March 20th, 2020 at 7:31 am
It’s pretty difficult to imagine museum visitors being fascinated yet horrified at the poisonous exhaust emissions coming from car engines in the same way as we now watch movies in which doctors smoked freely on their hospital ward, yet it’s fair to say there are sure to be some similarities. In both cases, the risks weren’t fully understood at the time.
The government have stated that electric vehicles will become the preferred vehicle for everyone within the next couple of decades with traditional diesel and petrol cars set to be outlawed eventually. However, will some of today’s cars be classics that you should tuck away and bring out in the years to come? Which vehicles will be the classics of tomorrow? Which vehicles will still be cherished even when traditional fuel-burning cars are just a long-gone memory?
Unfortunately, there’s no magic way of knowing which vehicles you should hold onto and it’s virtually impossible to determine which cars are going to retain their value. There are, however, a few things to consider.
Rarity And Styling
Limited editions and uniquely styled cars as well as those that have appeared onscreen are all likely to be classics of the future. Pieces of revolutionary technology, whether or not they’ve been successful are also likely to be popular as collectors’ items.
Some possible targets for investors and enthusiasts that are still for sale that could be tomorrow’s most popular collectors’ vehicles include:
Audi’s TT Roadster – this vehicle’s design is so classic that it never looks old-fashioned or outdated. Even today it turns heads, despite the fact that it was first produced in 1998, and they’re simple to run and manage. You can buy one from as little as £2,000 or as much as £10,000.
The Volkswagen Corrado – with its 1980s cult feel and look, this car was actually only manufactured between 1995 and 1998. Its VR6 variant is especially desirably, but the G60 is even rarer, with good examples costing around £10,000.
Renault’s Clio 182 Trophy – only produced for a single year, the Trophy was only made in 2005. With its 2.0l engine, this tiny supermini was a legend of its day. The trophy model that has Speedline wheels and trick Sachs dampers is a very rare limited edition and could cost £6,500 or even twice as much.
Ford’s Focus RS – looking at the prices that the Ford Escort RS Cosworth and Sierra go for, the Focus should be another vehicle to watch. Having built on the strong reputation built up by its predecessors, the Focus retains its value well. You should try to find a model that is as early as possible.

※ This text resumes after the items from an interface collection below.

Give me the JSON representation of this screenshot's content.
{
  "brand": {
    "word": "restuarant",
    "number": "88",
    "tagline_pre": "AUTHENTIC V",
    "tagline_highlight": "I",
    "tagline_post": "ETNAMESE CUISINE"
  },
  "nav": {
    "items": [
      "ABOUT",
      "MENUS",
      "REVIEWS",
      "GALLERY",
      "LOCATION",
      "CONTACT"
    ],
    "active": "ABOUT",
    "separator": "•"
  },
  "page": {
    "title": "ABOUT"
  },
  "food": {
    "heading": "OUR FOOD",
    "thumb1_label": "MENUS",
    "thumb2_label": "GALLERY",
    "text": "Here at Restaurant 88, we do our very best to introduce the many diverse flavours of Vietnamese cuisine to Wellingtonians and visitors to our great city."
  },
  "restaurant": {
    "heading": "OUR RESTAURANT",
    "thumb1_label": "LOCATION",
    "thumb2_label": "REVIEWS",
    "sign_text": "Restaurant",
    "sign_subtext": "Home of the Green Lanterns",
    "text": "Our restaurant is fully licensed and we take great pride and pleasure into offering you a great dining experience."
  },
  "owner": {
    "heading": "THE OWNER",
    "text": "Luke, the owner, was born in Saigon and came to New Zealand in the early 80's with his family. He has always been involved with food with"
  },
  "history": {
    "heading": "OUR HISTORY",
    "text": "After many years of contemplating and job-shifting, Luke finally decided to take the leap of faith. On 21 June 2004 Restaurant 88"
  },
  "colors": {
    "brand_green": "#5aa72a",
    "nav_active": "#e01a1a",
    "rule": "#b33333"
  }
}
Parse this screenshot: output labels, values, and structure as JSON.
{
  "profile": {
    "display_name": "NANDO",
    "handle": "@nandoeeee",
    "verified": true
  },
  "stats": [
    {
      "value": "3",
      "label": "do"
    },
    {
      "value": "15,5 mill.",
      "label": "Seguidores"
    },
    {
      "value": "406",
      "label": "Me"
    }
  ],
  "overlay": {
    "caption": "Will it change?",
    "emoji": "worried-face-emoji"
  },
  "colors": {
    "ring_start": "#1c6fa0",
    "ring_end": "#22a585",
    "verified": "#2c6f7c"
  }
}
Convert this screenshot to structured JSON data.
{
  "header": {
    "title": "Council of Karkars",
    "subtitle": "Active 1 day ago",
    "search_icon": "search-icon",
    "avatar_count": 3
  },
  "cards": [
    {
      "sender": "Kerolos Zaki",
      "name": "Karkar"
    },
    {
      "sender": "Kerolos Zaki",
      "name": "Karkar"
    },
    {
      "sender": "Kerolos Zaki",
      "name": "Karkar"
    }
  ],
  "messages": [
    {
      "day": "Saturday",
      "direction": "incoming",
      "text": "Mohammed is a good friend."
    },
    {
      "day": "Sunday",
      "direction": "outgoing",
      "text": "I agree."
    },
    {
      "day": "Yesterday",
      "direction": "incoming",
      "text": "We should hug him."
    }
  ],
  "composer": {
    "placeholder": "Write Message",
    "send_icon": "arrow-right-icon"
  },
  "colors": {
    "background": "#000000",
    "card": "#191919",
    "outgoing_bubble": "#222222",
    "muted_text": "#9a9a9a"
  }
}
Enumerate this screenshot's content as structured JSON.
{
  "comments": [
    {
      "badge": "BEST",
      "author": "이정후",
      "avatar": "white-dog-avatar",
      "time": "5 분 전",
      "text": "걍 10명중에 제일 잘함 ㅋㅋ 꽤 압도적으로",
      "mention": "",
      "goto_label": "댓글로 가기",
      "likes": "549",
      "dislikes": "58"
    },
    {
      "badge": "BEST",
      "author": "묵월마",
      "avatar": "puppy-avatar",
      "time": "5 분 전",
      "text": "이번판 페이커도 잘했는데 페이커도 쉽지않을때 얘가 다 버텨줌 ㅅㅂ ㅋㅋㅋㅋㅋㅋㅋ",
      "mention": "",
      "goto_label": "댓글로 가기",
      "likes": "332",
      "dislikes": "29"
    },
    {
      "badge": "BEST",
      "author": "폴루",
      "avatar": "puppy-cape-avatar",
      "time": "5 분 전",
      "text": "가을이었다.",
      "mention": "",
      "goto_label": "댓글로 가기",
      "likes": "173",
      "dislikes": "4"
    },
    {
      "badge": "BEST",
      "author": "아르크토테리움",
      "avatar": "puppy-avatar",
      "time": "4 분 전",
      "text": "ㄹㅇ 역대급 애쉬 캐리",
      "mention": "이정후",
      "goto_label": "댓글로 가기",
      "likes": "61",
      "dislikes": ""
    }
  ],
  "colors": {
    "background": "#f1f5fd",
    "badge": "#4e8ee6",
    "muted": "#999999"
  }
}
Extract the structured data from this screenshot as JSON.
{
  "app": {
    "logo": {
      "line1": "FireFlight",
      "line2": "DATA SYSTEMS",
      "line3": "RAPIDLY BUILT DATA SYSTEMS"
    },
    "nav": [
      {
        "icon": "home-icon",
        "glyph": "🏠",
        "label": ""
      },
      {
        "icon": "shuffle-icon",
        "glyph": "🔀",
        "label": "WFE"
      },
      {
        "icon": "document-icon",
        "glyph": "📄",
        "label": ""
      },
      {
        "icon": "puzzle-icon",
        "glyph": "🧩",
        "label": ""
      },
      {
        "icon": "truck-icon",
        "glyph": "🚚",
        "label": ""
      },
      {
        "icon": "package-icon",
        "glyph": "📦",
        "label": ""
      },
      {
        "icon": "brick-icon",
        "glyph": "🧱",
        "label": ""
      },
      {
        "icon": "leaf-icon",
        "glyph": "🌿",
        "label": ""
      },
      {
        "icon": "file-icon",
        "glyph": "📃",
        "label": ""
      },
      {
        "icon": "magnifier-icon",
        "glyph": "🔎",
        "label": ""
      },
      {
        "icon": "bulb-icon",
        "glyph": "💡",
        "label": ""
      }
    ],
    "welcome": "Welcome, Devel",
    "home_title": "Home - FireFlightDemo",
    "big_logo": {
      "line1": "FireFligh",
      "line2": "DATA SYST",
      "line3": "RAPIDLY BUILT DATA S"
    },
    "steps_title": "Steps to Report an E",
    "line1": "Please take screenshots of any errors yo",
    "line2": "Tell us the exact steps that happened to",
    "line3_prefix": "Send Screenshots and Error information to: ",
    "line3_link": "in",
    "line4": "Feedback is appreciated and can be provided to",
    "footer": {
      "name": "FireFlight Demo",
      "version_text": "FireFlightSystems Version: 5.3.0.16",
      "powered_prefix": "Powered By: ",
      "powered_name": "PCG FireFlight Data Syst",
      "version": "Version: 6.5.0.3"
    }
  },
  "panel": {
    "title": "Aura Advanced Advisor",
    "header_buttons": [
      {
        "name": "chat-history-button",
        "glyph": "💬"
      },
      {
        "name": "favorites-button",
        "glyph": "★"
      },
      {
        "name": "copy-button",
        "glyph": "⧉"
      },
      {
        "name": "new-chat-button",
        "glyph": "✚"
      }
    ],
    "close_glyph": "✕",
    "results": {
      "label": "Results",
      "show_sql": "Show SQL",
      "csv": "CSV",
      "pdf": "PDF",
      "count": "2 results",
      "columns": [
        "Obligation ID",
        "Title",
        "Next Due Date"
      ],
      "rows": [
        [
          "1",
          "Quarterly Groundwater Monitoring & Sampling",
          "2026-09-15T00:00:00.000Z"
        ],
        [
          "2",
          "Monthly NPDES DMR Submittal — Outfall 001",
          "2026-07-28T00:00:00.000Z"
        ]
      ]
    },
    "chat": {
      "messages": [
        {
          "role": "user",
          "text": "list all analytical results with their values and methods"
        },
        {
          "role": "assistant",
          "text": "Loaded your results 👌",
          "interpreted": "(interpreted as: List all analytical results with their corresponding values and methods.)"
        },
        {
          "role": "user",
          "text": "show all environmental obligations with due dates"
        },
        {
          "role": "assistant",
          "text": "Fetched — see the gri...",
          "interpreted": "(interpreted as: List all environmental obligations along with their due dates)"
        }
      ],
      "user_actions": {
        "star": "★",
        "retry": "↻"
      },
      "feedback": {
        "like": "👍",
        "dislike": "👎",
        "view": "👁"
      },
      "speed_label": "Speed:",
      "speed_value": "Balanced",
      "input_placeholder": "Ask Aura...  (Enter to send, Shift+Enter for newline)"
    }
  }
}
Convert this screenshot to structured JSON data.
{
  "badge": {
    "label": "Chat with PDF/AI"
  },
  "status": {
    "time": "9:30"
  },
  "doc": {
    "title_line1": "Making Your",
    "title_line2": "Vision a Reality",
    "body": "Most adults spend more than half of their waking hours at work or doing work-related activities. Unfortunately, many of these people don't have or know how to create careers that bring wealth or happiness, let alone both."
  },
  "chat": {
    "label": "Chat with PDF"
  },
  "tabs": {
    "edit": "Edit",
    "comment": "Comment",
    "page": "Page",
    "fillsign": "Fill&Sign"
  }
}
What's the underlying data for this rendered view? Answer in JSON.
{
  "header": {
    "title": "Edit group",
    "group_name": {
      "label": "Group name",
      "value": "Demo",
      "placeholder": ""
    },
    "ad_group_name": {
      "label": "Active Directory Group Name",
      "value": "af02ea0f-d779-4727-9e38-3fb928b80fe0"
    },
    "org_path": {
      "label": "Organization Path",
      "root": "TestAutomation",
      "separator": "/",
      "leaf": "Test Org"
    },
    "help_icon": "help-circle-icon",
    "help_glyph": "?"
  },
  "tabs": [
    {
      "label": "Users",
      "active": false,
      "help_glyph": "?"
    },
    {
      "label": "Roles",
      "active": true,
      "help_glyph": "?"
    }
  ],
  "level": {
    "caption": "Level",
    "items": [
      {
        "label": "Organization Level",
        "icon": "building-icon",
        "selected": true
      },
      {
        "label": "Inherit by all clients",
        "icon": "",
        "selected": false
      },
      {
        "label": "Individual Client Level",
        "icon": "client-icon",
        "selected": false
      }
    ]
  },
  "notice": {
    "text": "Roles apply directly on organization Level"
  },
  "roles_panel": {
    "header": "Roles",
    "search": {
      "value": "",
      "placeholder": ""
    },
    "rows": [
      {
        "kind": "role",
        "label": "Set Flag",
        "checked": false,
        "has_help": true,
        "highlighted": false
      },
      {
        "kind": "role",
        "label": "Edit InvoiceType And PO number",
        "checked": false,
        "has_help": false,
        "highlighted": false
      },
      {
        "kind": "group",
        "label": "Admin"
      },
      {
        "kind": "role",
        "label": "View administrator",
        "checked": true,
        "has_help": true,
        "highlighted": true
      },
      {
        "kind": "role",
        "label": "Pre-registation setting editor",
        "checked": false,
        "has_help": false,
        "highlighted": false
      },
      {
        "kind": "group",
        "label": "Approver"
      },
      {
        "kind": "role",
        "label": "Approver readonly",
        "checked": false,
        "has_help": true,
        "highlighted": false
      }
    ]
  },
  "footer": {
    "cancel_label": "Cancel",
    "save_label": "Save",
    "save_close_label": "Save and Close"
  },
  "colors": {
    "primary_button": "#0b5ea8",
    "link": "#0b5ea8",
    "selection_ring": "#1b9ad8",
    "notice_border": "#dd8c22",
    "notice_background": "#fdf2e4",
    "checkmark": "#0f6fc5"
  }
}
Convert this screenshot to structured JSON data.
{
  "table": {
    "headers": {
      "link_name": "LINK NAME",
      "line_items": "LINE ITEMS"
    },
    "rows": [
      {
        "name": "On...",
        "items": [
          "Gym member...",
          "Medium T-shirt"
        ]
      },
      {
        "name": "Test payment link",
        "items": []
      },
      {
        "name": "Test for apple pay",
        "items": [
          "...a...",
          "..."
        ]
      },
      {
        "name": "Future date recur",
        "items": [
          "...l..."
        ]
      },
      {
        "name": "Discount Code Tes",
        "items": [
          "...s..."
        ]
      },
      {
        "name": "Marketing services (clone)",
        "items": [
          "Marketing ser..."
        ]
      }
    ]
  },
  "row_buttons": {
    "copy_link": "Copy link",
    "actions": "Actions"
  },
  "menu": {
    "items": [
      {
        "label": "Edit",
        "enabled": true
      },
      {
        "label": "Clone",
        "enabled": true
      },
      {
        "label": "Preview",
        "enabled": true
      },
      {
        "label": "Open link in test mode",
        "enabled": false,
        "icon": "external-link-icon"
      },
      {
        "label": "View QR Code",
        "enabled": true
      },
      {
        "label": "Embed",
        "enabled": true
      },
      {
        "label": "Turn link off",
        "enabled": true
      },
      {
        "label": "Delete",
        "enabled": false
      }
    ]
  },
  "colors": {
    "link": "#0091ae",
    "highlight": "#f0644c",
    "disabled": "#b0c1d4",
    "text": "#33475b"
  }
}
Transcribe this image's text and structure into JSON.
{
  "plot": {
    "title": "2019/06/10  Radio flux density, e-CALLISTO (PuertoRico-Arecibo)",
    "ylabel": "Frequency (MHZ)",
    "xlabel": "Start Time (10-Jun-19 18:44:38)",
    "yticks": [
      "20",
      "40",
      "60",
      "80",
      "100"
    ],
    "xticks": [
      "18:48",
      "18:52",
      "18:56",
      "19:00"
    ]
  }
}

Volkswagen’s Beetle’s V5 Sport – when the Beetle made its come back in 1997 it failed to capture the driving public’s imagination. However, now they’re no longer available for sale, interest has increased amongst the public. Look out for the 2.3 V5 Sport Edition – it’s rare!
Pundits in the industry are now speculating that at its highest end the market for classic cars is struggling, yet the affordable end is thriving. Vehicles from the 1990s – early 2000s have become “retro” yet are still quite affordable.
When you’re buying an old car, provenance couldn’t be more important. If you’re able to get its full service history this will increase its value and saleability, and if you can find any connection between the car and any famous film or event you’ll be minted!
If you consider the 3-wheeler van used in “Only Fools & Horses”, the classic TV sitcom, you’ll find that these vehicles are now more valuable and collectible than you could possibly imagine due to their link with the television series.
It’s hard to anticipate which items will be popular with collectors in the future. A key marker is limited editions or vehicles where the manufacturer is no longer in business such as Saab or Triumph since this increases scarcity value. Another thing to focus on is iconic styling, although that won’t always guarantee desirability or popularity.
Condition, too, is important along with originality. If virtually every component has already been replaced, it doesn’t matter so much if the car is in great condition.
Since cars from the 1990s-2000s aren’t especially old yet, you’ll still be able to afford to buy them. How the expected adoption of electric vehicles will affect classic cars is difficult to say though since these waters are unchartered for today’s motor car enthusiasts.
The most important rule is you should purchase something simply because you love it, because it reminds you of your past or because it forms a key element of your heritage. At the moment, the market remains quite affordable so anybody can purchase an older car. However, in the future, it may be hard to find petrol to make it run.